A research conducted by Sustainable Amazonas Foundation showed that there were 6326 families with a total of 28634 persons in October 2009 who were registered and participated in the Bolsa Floresta project occupying 14 conservation regions that cover at least 10 million acres (Lucas).
The BolsaFlorestaProgram is partly financed by the Amazon Fund which is BNDES, a Brazilian Development bank and the FAS. The objective is to channel more than half (60%) of investment towards sustainable and reliable income generating ventures, 10% to welfare of the associations and the remaining 30% of funds to social amenities programs such as education and medical institutions. As at 2013, Juma REDD was the only program implemented by REDD although it is believed that there are more on the way.

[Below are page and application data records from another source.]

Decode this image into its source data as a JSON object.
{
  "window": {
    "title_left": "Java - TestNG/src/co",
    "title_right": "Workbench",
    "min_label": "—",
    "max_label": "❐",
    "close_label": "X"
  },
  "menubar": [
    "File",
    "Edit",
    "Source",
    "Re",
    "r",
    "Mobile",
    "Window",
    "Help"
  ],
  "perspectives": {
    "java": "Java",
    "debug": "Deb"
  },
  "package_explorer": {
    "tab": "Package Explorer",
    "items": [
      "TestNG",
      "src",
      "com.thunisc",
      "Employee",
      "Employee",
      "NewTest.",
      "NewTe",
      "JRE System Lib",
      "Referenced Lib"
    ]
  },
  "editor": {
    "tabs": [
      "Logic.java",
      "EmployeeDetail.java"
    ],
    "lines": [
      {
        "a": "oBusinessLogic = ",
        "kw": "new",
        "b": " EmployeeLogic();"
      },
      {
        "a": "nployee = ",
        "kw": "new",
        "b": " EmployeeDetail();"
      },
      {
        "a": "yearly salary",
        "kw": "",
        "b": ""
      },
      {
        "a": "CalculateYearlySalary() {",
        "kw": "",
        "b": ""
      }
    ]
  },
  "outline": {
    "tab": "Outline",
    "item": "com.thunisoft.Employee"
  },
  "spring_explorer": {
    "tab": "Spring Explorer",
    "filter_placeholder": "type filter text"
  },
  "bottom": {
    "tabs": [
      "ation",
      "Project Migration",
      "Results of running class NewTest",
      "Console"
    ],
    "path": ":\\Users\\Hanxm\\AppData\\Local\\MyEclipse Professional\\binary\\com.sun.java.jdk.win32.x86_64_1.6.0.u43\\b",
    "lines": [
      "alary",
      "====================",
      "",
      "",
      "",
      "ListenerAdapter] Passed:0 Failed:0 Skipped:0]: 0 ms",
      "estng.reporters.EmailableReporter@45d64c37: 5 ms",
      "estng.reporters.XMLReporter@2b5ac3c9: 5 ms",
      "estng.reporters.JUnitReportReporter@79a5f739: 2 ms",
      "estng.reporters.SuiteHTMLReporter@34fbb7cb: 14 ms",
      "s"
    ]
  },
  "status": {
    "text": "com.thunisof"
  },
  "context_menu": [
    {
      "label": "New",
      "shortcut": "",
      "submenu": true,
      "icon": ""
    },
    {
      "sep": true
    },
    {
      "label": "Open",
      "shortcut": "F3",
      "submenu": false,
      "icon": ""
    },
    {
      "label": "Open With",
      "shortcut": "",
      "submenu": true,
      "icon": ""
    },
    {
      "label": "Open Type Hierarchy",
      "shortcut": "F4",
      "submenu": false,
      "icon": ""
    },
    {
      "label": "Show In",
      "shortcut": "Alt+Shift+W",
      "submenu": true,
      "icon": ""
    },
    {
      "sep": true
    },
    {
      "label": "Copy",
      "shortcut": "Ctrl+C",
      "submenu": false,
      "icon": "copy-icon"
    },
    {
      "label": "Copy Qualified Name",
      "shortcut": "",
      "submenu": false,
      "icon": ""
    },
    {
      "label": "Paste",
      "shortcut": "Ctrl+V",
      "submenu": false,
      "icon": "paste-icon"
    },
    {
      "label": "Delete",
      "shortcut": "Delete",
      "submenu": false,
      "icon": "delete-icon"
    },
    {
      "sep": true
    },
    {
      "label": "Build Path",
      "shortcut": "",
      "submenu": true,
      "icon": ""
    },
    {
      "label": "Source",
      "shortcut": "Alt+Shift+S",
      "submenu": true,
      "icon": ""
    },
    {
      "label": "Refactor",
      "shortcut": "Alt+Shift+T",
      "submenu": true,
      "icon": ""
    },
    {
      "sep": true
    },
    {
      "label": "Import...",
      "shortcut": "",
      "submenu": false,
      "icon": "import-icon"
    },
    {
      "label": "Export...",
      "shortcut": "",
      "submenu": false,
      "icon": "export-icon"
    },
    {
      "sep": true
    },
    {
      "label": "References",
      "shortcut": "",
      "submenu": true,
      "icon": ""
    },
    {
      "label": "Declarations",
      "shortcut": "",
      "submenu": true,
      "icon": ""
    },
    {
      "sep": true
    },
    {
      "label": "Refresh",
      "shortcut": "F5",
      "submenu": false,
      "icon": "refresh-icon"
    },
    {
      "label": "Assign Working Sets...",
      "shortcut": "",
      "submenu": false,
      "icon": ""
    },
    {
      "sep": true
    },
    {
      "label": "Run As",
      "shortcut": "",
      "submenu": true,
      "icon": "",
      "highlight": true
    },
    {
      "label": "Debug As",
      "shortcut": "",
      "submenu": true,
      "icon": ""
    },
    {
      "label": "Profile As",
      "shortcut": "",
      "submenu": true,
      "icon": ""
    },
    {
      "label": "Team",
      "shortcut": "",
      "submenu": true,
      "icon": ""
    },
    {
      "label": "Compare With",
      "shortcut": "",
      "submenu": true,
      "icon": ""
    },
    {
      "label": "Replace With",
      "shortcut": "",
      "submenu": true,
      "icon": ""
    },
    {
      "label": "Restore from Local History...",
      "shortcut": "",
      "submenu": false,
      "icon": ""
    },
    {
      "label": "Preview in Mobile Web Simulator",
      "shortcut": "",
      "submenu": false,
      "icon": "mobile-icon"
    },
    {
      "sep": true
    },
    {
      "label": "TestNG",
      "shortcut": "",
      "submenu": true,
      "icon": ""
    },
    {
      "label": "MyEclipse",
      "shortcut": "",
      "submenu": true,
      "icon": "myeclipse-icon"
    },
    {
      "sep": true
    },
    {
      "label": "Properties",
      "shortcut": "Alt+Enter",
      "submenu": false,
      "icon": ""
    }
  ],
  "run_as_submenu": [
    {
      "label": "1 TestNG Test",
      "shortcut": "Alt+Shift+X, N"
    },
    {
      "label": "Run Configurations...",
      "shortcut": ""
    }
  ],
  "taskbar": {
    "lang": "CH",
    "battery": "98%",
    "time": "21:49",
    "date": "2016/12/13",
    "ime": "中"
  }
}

The Bolsa Floresta Program annual report for the year 2012 indicated the costs and investments undertaken for one year that ended in June 2013. The four components costs for the year are as follows:

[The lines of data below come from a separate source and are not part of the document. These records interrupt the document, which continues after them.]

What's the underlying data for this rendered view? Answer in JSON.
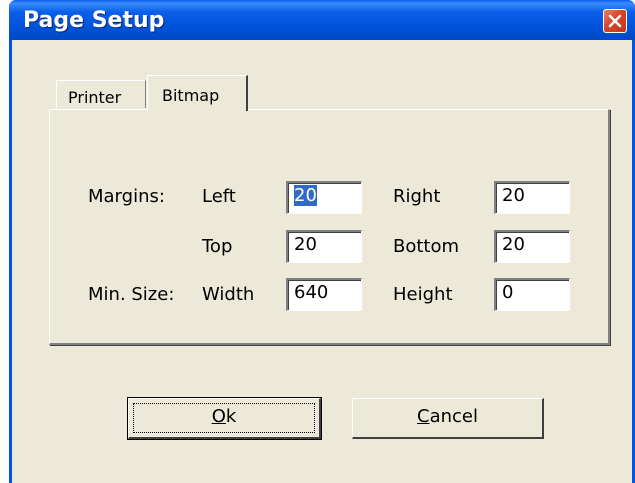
{
  "window": {
    "title": "Page Setup"
  },
  "titlebar": {
    "close_icon": "close-icon",
    "close_color": "#d7452a",
    "title_color": "#ffffff",
    "bar_color": "#0054e3"
  },
  "tabs": [
    {
      "label": "Printer",
      "selected": false
    },
    {
      "label": "Bitmap",
      "selected": true
    }
  ],
  "form": {
    "margins_label": "Margins:",
    "min_size_label": "Min. Size:",
    "left_label": "Left",
    "right_label": "Right",
    "top_label": "Top",
    "bottom_label": "Bottom",
    "width_label": "Width",
    "height_label": "Height",
    "left_value": "20",
    "right_value": "20",
    "top_value": "20",
    "bottom_value": "20",
    "width_value": "640",
    "height_value": "0"
  },
  "buttons": {
    "ok_mnemonic": "O",
    "ok_rest": "k",
    "cancel_mnemonic": "C",
    "cancel_rest": "ancel"
  },
  "colors": {
    "dialog_face": "#ece9d8",
    "selection": "#316ac5"
  }
}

|Total US$ per ha||0.20||0.10||0.10||0.04||0.40|
The annual payment for a BF family is US$ 312.20 to every family with consideration to direct economic benefit of the program. Indirect benefits consist of the other components which are: income, social and association. The cost for each family is US$ 698.20 per annum. The average for every hectare (The total number is 10 million hectares) is US$ 0.40 per annum.
Final Results of BolsaFloresta Program

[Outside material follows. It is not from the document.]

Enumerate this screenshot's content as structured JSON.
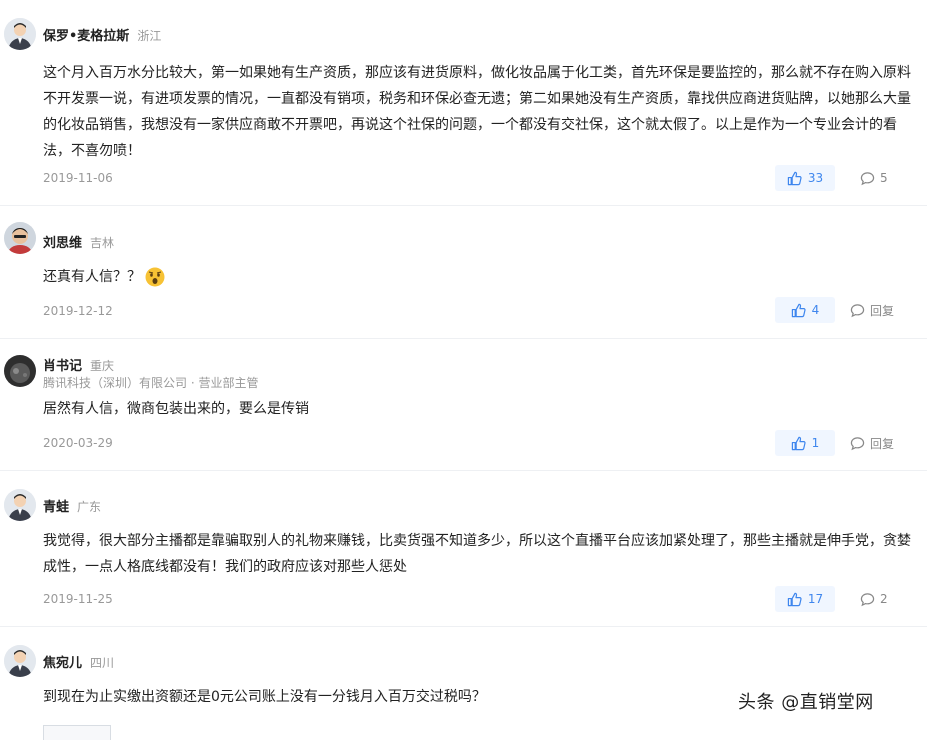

Satellite images from of the Amazonas region where the program has been implemented indicate an increase in deforestation. However, the Amazon region has witnessed a reduced increase in the rate of deforestation since the year 2007, thanks to the program (Gripne).This achievement can be attributed to the improvement of technology in monitoring systems, increase of conservation scope and implementation of rewarding and compensating programs.
|Direct Benefit||Indirect Benefit||Total|
|US$ per Family||312.20||385.90||698.20|
|US$ per hectare*||0.20||0.20||0.40|
|US$ per hectare**||9.90||12.30||22.30|
- *Cost dividend by the whole conservation area
- **Cost per family dividend by 31.80 ha per family.
The average income of the affected population exceeds the minimum wage which is approximately US$ 292 per month by an insignificant percentage. However, the monthly income received by each family from the BolsaFloresta program increases the total income earned by each family. The main debate has been on what should be the optimum payment that ensures maximization of the welfare of the traditional community. (Lucas). Another issue that has been brought forward is the frequency and to whom the compensation have been paid to. This is to ensure the maintenance of thriving community morale and sustainability.
Effectiveness of the Program
The Bosla Floresta Program has experienced widespread success since its implementation in 2007. This success can majorly be attributed to the involvement of the local communities that live in the CUs. This has been further boasted by reliable compensation mechanism that consists of several classifications of payments as explained earlier in this paper.
Another factor that has contributed to the effectiveness of the program is the widespread awareness created by UNESCO the Amazonas state. The awareness identified Amazon rain forests as a key region whose conservation and protection will have a positive impact on global climate change. As such, the installation of the program came at a time when this knowledge was widely available to the affected communities. This resulted to adequate support and corporation from the traditional inhabitants.
Amazonas Sustainable Foundation. “Making Forests worth More Standing than Cut.” Bolsa Floresta Program, 2017. Web.
Bruggeman, Douglas. “The Value of Learning about Natural History in Biodiversity Markets.” PloS ONE, vol. 10, no. 12, 2015. Web.
Gripne, Stephanie “Markets for Diversity.” Conservation. Web.
“Konashen: A Community Owned Conservation Area.” Conservation International, 2016. Web.
Lockie, Steward and David Carpenter, editors. Agriculture, Biodiversity and Markets. Routledge, 2009.
Lucas, Nathalia. “Efficiency of Bolsa Floresta Program in the Brazilian Amazon.” Department of Economics, vol. 1, no. 804, 2013. Web.